Population growth and increasing urbanization in earthquake-prone areas suggest that earthquake impacts on human populations will increase in the coming decades. Recent large earthquakes affecting large populations in Japan, Haiti, Chile and New Zealand are evidence of this trend and also illustrate significant variations in outcomes such damage and mortality levels. The objectives of this review were to describe the impact of earthquakes on human populations in terms of mortality, injury and displacement and, to the extent possible, identify risk factors associated with these outcomes. This is one of five reviews on the human impact of natural disasters.

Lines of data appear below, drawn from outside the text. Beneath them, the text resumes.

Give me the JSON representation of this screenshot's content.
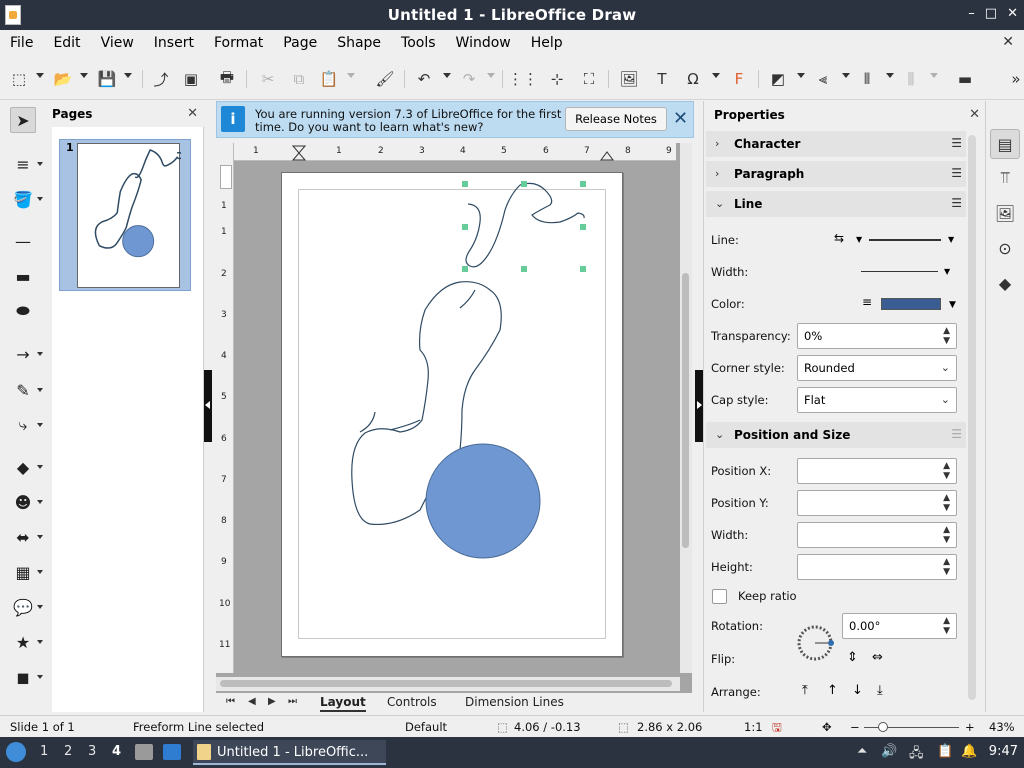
{
  "window": {
    "title": "Untitled 1 - LibreOffice Draw",
    "minimize": "–",
    "maximize": "□",
    "close": "✕"
  },
  "menu": {
    "items": [
      "File",
      "Edit",
      "View",
      "Insert",
      "Format",
      "Page",
      "Shape",
      "Tools",
      "Window",
      "Help"
    ],
    "close": "✕"
  },
  "pages_panel": {
    "title": "Pages",
    "close": "✕",
    "page_number": "1"
  },
  "infobar": {
    "icon": "i",
    "message": "You are running version 7.3 of LibreOffice for the first time. Do you want to learn what's new?",
    "release_button": "Release Notes",
    "close": "✕"
  },
  "ruler": {
    "h_numbers": [
      "1",
      "1",
      "2",
      "3",
      "4",
      "5",
      "6",
      "7",
      "8",
      "9"
    ],
    "v_numbers": [
      "1",
      "1",
      "2",
      "3",
      "4",
      "5",
      "6",
      "7",
      "8",
      "9",
      "10",
      "11"
    ]
  },
  "drawing": {
    "circle_fill": "#6f98d3",
    "circle_stroke": "#4a6a98",
    "line_color": "#2f4b63",
    "handle_color": "#66cc99"
  },
  "tabs": {
    "items": [
      "Layout",
      "Controls",
      "Dimension Lines"
    ],
    "active": "Layout"
  },
  "properties": {
    "title": "Properties",
    "close": "✕",
    "sections": {
      "character": "Character",
      "paragraph": "Paragraph",
      "line": "Line",
      "position_size": "Position and Size"
    },
    "line": {
      "line_label": "Line:",
      "width_label": "Width:",
      "color_label": "Color:",
      "color_value": "#3a5e94",
      "transparency_label": "Transparency:",
      "transparency_value": "0%",
      "corner_label": "Corner style:",
      "corner_value": "Rounded",
      "cap_label": "Cap style:",
      "cap_value": "Flat"
    },
    "position": {
      "pos_x_label": "Position X:",
      "pos_y_label": "Position Y:",
      "width_label": "Width:",
      "height_label": "Height:",
      "keep_ratio_label": "Keep ratio",
      "rotation_label": "Rotation:",
      "rotation_value": "0.00°",
      "flip_label": "Flip:",
      "arrange_label": "Arrange:"
    }
  },
  "status": {
    "slide": "Slide 1 of 1",
    "selection": "Freeform Line selected",
    "layout": "Default",
    "position": "4.06 / -0.13",
    "size": "2.86 x 2.06",
    "scale": "1:1",
    "zoom": "43%"
  },
  "taskbar": {
    "workspaces": [
      "1",
      "2",
      "3",
      "4"
    ],
    "active_workspace": "4",
    "task_title": "Untitled 1 - LibreOffic...",
    "clock": "9:47"
  }
}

Data on the impact of earthquakes were compiled using two methods, a historical review from 1980 to mid 2009 of earthquake events from multiple databases and a systematic literature review of publications, ending in October 2012. Analysis included descriptive statistics and bivariate tests for associations between earthquake mortality and characteristics using STATA 11.
From 1980 through 2009, there were a total of 372,634 deaths (range 314,634-412,599), 995,219 injuries (range: 845,345-1,145,093), and more than 61 million people affected by earthquakes, and mortality was greatest in Asia. Inconsistent reporting across data sources suggests that the numbers injured and affected are likely underestimates. Findings from a systematic review of the literature indicate that the primary cause of earthquake-related death was trauma due to building collapse and, the very young and the elderly were at increased mortality risk, while gender was not consistently associated with mortality risk.
Strategies to mitigate the impact of future earthquakes should include improvements to the built environment and a focus on populations most vulnerable to mortality and injury.